Yesteryear’s Letters Shine Light on Past Lives

By Lura Jackson

 

This group of community members celebrated Halloween in 1938 at the Hall sisters' home on North Street. The Hall sisters were known for entertaining, and this event apparently filled the bill with guests adorning themselves in a variety of appropriate and less-appropriate attire. Note that one guest wears a "W.P.A." outfit.
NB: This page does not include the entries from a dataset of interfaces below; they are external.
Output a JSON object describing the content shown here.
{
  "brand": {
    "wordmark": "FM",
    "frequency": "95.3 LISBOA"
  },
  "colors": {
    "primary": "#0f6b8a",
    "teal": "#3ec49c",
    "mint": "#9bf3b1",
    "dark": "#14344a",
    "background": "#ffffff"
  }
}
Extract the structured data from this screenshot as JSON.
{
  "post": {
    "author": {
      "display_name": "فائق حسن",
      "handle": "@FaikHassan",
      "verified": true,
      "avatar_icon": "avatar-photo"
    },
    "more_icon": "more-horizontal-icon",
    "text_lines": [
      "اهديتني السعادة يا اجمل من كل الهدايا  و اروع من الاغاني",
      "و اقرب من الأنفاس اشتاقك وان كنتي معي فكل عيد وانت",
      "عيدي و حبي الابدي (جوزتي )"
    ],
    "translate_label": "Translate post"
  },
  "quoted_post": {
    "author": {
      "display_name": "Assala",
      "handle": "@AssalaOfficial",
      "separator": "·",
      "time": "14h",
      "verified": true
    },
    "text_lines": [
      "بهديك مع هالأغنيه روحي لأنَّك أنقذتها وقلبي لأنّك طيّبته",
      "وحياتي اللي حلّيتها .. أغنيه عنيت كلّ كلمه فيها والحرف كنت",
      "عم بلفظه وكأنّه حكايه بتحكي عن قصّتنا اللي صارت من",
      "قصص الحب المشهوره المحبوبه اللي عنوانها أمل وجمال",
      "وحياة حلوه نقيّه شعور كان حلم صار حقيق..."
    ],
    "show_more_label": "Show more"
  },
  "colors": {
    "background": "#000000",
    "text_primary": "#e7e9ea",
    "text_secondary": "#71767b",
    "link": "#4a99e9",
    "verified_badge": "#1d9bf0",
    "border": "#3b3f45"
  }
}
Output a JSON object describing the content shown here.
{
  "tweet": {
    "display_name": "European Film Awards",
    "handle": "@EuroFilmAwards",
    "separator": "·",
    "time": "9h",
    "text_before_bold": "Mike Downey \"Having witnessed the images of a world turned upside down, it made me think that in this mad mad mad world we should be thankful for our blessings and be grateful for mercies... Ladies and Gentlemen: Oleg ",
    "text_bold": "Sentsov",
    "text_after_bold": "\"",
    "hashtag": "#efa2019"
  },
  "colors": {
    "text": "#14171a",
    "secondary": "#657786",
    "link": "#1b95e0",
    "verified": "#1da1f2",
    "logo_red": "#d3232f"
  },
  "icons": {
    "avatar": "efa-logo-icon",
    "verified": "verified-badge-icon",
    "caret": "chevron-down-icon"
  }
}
When we consider the history of a place, the most common picture presented is one given in broad terms. As an example, we might read that “Calais was founded in 1809 in part due to its economically strategic location as a result of proximity to an abundance of trees and furs…”, or something along those lines. While this perspective gives us an overview of facts, it doesn’t do much to tell us what it was actually like to live in an area in the past, however. For a more intimate impression, we can turn to primary materials—letters, journals, or other items written by one person during a specific time period. 

One of the features Calais has in abundance is old buildings, and sometimes those old buildings hold a treasure cache of primary materials that illuminate what life was like in some regards. In this first column, we will examine one of three pieces sent to “Mrs. Joseph Kelly” on Barker Street in late October, 1938.

The first letter, sent from South Boston by a Charles Kelly, is neatly typed and folded inside a small envelope. In it, we learn that Charles is the nephew of Mrs. Kelly, and that he and his wife Lottie have successfully relocated to “a nice little place in South Boston” with five rooms and hot water heat. He writes of a terrible hurricane that affected Boston and “almost destroyed” New London, Connecticut, where another relative was without power for a month afterwards. 

The letter contains details that hint at the larger national picture. Charles writes of Jim, who was working with the “W.P.A.” and “getting along” with it. “W.P.A.” refers to Works Progress Administration, which was the largest agency organized by the New Deal as a way to employ unskilled men in public works projects after the Great Depression. Between 1935 and 1943, the project employed 8.5 million people.

Charles himself laments that he was unable to return to Calais, stating he was not given his full vacation. “I am getting lonesome for Calais,” he writes. “I sure would like to see you.”

 With the letter concluded, we turn our attention to its recipient. According to local records, Mrs. Ellen or Nellie Kelly (maiden name Eleanor A. Pillans) lived on Barker Street with her husband, Joseph. Joseph was a boilermaker, a profession that St. Croix Historical Society President Al Churchill notes would have been at the upper end of skilled labor at the time. Boilermakers would have been necessary to build and maintain boilers for the mill.

At the time of the 1900 census, Joseph was 20 and Nellie was 23, meaning when Charles mailed his letter she would have been around 60 years of age. Joseph and Nellie had three children, Percy, Lucy, and Inez.

Around the 1930s in Calais, the area was continuing to grow. While the Great Depression had some effect on community members, the rural nature of the St. Croix Valley insulated families from the devastating effects felt in heavily industrialized cities. By 1938, the railway was much less active as a passenger transportation line, and the street car had stopped working nearly a decade before. Instead, personal cars could be seen all over the roads of Calais.

Next week, we’ll have a look at another letter sent to Nellie—this time from a friend in Canada.

 

Special thanks to Vikki McConvey. The letter from Charles and its two companion pieces will be preserved without claim by the St. Croix Historical Society.